The African manatee is a large aquatic mammal that inhabits much of the western region of Africa. Its body is widest at the middle, and its tail resembles a paddle. The manatee is gray in color with small, colorless hairs that cover its body. However, algae and other tiny organisms often grow on an African manatee's body, so its body sometimes appears brown or greenish in color. Calves are darker in color when they are very young.
African manatees are found in West African regions from Senegal to Angola. They live in oceans, rivers, lakes, coastal estuaries, reservoirs, lagoons, and bays on the coast. African manatees can also occur in shallow coastal flats and calm mangrove creeks filled with seagrass. They rarely inhabit waters with a temperature below 18°C (64°F).
African manatees are nocturnal. They tend to travel silently, eat, and be active towards the end of the day and during the nighttime. During the daytime, manatees usually doze in shallow (1 to 2 meters deep) water. In countries such as Sierra Leone, African manatees migrate upstream when flooding occurs in June and July. This flooding can lower the availability of food for the manatees as well as lower the salinity of waterways. African manatees live in groups of 1 to 6 individuals. They are also very social, spending a majority of their day bonding by touch, verbal communication, and smell. This creates a deep bond between them. When it is time to migrate due to a weather change, they will travel in larger groups to find warmer water and food. African manatees are typically extremely slow and move between 4.8 km and 8 km (3 and 5 mi) per hour, although when scared by predators they can travel at speeds of about 32 km (20 mi) per hour.
African manatees are omnivores (herbivores, piscivores). They feed on aquatic vegetation, clams, mollusks, and fish found in nets. Manatees that inhabit rivers mostly eat the overhanging plants growing on the river banks. Those living in estuaries consume solely mangrove trees.
African manatees are polygynous breeders and multiple males will usually mate with one female.
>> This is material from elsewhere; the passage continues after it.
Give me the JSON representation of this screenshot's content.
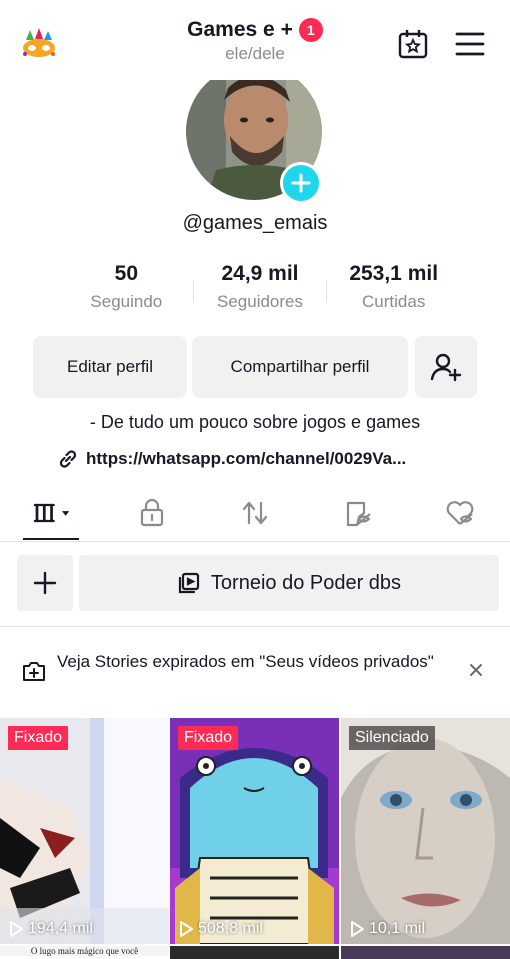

The breeding season can occur year-round. When the opportunity to mate with a female is at stake, males will fight with each other by pushing and shoving. Females give birth to one calf at a time after about a 13-month pregnancy. Calves are born fully-developed (precocial) and can swim on their own at birth. Some female African manatees become reproductively mature at 3 years of age, and they give birth every 3 to 5 years. Males take a longer time to mature - about 9 to 10 years.
The African manatee is a vulnerable species because of its meat, oil, bones, and skin, which can bring great wealth to poachers. In some countries, such as Nigeria and Cameroon, African manatees are sold to zoos, aquariums, online as pets, and they are sometimes shipped internationally. Other serious threats to this species include urban and agricultural development, increased damming, and increased use of hydroelectric power in the rivers of countries like Côte d'Ivoire and Ghana. The building of dams has led to the genetic isolation of some populations. At several hydroelectric dams, manatees have been caught and killed in the turbines and intake valves. Even natural occurrences, such as droughts and tidal changes, can often strand these animals in unsuitable habitats. Some are killed accidentally by fishing trawls and in nets that are intended for catching sharks. Starvation is another cause of mortality. Many of the African manatees that venture up the Niger River starve to death. At certain times each year, the Niger River dries up due to the hot temperatures and lack of rain. Many manatees migrate there during the rainy season and when the water dries up they are unable to get to other bodies of water. Some behaviors of African manatees provoke humans to hunt them. When manatees become tangled in fishing nets, they often damage them and in addition, they can destroy rice crops by drifting into fields during the rainy season.
According to the IUCN Red List, the total population size of the African manatee is fewer than 10,000 individuals. There are estimated populations of this species in the following areas: 750-800 individuals in Côte d'Ivoire and 125 individuals in Benin. Currently, the African manatee is classified as Vulnerable (VU) on the IUCN Red List.